------ Information

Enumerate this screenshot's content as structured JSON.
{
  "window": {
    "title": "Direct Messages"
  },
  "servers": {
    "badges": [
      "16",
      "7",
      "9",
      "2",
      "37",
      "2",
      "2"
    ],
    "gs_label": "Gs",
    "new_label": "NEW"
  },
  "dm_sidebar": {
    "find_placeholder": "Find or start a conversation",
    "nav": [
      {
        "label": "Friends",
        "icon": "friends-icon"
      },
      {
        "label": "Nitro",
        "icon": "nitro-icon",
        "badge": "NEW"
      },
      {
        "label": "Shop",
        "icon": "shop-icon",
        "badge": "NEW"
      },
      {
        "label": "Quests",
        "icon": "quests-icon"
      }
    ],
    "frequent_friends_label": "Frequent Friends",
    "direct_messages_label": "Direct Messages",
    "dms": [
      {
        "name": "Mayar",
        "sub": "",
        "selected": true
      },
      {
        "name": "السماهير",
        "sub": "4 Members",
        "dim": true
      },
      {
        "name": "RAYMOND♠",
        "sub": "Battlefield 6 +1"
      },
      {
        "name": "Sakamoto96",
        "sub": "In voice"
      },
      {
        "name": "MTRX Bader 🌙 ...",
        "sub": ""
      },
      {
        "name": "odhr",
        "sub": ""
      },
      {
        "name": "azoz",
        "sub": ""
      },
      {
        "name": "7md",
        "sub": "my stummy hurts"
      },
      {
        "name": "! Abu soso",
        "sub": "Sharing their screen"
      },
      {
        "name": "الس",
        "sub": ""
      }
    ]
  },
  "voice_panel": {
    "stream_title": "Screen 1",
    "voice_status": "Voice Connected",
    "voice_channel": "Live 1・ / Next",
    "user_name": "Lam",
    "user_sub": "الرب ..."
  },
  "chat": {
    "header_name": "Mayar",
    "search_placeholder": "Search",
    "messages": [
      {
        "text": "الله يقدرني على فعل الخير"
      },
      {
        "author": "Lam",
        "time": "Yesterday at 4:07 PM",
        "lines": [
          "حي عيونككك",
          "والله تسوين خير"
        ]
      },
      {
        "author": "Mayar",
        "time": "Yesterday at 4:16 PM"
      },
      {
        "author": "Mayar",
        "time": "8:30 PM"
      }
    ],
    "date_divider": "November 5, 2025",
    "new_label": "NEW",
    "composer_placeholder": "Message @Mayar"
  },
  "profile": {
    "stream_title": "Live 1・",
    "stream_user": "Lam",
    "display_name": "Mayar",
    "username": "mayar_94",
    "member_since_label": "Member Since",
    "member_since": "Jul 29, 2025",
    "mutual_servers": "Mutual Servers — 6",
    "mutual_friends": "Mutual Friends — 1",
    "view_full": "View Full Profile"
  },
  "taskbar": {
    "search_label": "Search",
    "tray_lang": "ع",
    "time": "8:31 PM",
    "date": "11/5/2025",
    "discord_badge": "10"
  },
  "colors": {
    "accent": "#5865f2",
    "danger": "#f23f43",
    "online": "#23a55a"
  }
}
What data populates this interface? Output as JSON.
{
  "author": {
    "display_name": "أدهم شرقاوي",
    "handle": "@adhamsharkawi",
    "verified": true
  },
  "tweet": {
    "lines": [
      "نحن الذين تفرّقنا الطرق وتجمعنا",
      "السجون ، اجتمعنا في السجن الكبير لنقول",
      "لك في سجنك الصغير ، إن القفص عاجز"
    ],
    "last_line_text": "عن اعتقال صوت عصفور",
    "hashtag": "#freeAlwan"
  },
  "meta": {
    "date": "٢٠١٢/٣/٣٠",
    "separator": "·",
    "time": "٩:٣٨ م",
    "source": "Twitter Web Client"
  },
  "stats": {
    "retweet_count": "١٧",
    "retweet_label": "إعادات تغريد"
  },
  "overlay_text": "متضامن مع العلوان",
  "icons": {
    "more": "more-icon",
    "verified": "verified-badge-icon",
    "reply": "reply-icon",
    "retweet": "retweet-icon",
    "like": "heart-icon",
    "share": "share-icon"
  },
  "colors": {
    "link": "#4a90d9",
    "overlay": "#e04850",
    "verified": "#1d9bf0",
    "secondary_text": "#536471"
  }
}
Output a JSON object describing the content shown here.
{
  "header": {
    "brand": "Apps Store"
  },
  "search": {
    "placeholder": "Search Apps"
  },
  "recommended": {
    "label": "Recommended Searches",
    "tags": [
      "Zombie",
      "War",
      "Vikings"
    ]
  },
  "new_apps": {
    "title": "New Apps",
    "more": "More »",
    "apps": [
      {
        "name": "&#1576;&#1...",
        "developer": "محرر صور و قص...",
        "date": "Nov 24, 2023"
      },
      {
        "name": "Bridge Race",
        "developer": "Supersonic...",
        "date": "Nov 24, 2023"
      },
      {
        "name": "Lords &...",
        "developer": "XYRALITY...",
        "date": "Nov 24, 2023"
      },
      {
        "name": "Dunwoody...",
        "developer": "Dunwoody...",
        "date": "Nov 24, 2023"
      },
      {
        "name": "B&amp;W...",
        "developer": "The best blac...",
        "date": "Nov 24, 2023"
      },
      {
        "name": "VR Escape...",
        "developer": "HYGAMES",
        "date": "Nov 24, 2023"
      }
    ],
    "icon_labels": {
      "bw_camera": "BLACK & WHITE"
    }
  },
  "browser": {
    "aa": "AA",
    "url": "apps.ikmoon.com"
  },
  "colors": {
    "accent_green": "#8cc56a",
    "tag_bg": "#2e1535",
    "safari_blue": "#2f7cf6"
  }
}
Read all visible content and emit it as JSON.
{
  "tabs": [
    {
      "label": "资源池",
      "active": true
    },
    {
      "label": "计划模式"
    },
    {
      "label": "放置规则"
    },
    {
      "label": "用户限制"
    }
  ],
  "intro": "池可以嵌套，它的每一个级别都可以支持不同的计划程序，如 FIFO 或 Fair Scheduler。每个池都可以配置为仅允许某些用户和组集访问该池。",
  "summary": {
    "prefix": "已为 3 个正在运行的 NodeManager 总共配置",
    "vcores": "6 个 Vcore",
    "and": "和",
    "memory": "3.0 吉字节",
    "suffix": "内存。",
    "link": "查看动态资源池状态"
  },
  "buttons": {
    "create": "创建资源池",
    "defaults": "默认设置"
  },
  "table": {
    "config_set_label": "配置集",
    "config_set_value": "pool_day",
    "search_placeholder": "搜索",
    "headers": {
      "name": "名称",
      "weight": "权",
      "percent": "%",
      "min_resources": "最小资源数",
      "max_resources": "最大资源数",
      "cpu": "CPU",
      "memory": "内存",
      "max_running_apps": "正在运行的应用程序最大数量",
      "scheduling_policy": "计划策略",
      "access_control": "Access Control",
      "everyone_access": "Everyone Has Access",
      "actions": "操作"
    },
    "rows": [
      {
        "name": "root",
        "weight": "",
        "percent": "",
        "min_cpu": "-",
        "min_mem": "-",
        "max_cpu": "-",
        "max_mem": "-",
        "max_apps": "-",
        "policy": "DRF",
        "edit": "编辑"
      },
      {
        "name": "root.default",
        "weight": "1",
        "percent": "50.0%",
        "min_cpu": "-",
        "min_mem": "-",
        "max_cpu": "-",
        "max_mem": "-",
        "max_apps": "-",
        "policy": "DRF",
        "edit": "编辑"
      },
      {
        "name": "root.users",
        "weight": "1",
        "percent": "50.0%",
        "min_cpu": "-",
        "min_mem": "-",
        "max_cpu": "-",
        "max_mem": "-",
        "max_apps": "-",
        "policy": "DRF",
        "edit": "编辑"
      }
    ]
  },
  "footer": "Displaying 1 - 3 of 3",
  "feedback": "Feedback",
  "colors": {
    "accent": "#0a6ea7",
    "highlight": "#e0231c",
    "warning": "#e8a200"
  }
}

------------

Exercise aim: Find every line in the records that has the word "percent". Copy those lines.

Answer for the task:
      "percent": "%",
        "percent": "",
        "percent": "50.0%",
        "percent": "50.0%",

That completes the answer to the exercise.